Lloyd Harris: Playing in the Davis Cup is definitely a source of pride for me. To represent your country is amazing. Being able to play at number one (in the singles) all the time has really been special for me. I feel like I have done really well in the Davis Cup since I debuted in 2016. It’s refreshing to have a team format. Playing on the singles circuit can be pretty lonely at times, with it being an individual sport. I really enjoy playing in front of our fans and competing for the whole of South Africa. I’m hoping that we can still do very well in years to come in the Davis Cup. (South Africa face a Europe/Africa Zone Group I play-off tie in October, but will have to wait to find out who their opponent will be. South Africa play against the loser of September’s tie between Ukraine and Portugal). The Davis Cup format is set to change and become an 18-nation World Cup-style event played over a week. I’m not sure everyone saw that coming, but it will be interesting to say the least.
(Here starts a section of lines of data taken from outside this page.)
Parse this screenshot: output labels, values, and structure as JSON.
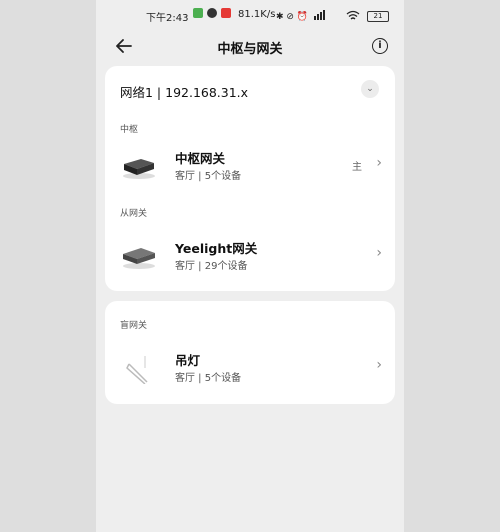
{
  "status": {
    "time": "下午2:43",
    "speed": "81.1K/s",
    "battery": "21"
  },
  "header": {
    "title": "中枢与网关",
    "info_glyph": "i",
    "back_icon": "arrow-left-icon"
  },
  "network": {
    "label": "网络1 | 192.168.31.x",
    "collapse_glyph": "⌄"
  },
  "sections": {
    "hub": "中枢",
    "secondary": "从网关",
    "blind": "盲网关"
  },
  "devices": [
    {
      "name": "中枢网关",
      "sub": "客厅 | 5个设备",
      "tag": "主",
      "chev": "›"
    },
    {
      "name": "Yeelight网关",
      "sub": "客厅 | 29个设备",
      "chev": "›"
    },
    {
      "name": "吊灯",
      "sub": "客厅 | 5个设备",
      "chev": "›"
    }
  ],
  "colors": {
    "card": "#ffffff",
    "background": "#eeeeee"
  }
}
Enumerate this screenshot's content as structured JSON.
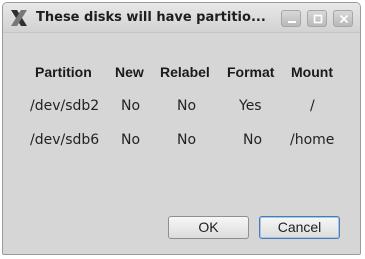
{
  "window": {
    "title": "These disks will have partitio..."
  },
  "table": {
    "headers": [
      "Partition",
      "New",
      "Relabel",
      "Format",
      "Mount"
    ],
    "rows": [
      [
        "/dev/sdb2",
        "No",
        "No",
        "Yes",
        "/"
      ],
      [
        "/dev/sdb6",
        "No",
        "No",
        "No",
        "/home"
      ]
    ]
  },
  "buttons": {
    "ok": "OK",
    "cancel": "Cancel"
  },
  "icons": {
    "app": "x-logo-icon",
    "minimize": "minimize-icon",
    "maximize": "maximize-icon",
    "close": "close-icon"
  },
  "colors": {
    "dialog_bg": "#d6d6d6",
    "default_button_border": "#4a7ab8"
  }
}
Sport24 asked: Your take on Kevin Anderson’s meteoric rise in the ranks?
Lloyd Harris: Kevin has really gone up another level, especially in the last two years. He jumped into the top five in the world, which is no mean feat. (Anderson’s fourth-round exit at the US Open will see his ranking slide to ninth or lower). To have made it to two Grand Slam finals is a terrific achievement. It’s great for the country and hopefully I can stand up there next to him at some stage. Whenever Kevin and I are in the locker room, we will banter a bit. We’ll talk about braais or rugby, which is awesome! It’s always nice to hit (in practice) with all the top players and you can learn a lot from the way they do things. But then again, everyone is different in terms of the way they approach the game. We all have our own things that we need to focus on when we are in tournament-mode. I saw Kevin wrote “great job man!” after I qualified for the US Open first round, which was cool. For South Africa to have two players at the very top would be something special. I believe we can really inspire the up-and-coming players to follow us and also achieve great things. There have definitely been some positive changes within South African tennis and hopefully we can turn that into results.
Sport24 asked: Who is your tip for the men’s winner at Flushing Meadows?
Lloyd Harris: Defending champion Rafael Nadal will be the man to beat. Rafa has been on fire for the last couple of months and is playing great tennis. I have always admired his competitiveness and the way he fights for every point. He competes as if it’s the last point he will ever play. He has come through a few difficult sets and matches during the US Open, but whenever he goes deep into a tournament, he gets better. He thrives in big match situations. However, for me, the form player in the tournament is Juan Martin del Potro. He has been playing absolutely tremendous tennis and the fact that he has only dropped one set all tournament is very impressive. The pair’s semi-final showdown will be one to watch, with the men’s singles winner likely to come from that contest. However, Novak Djokovic and Kei Nishikori are also still in the mix and face off in the other semi-final. With four top players having qualified for the semi-finals, it’s likely to be an exciting conclusion.
Sport24 asked: Three dream dinner guests, who would they be and why?
Lloyd Harris: I would invite Roger Federer because he was my idol growing up. I have watched him over so many years and have learned so much by following his career. He plays the most beautiful tennis, but is also the best sportsman. My next guest would be the late Nelson Mandela owing to the great inspiration he was to the world. He accomplished so much after going through such a tough stage in his life. I’m inspired by the amazing changes he made to South Africa. Meanwhile, I’m single at the moment and actress Mila Kunis would be my celebrity crush I would invite. I like the films she has done over her career and she is kind of cute, so that adds to it for sure. In terms of food on offer for the evening, I’m a very big fan of Italian cuisine and would serve pasta and pizza dishes.
Grant Shub and Lloyd Harris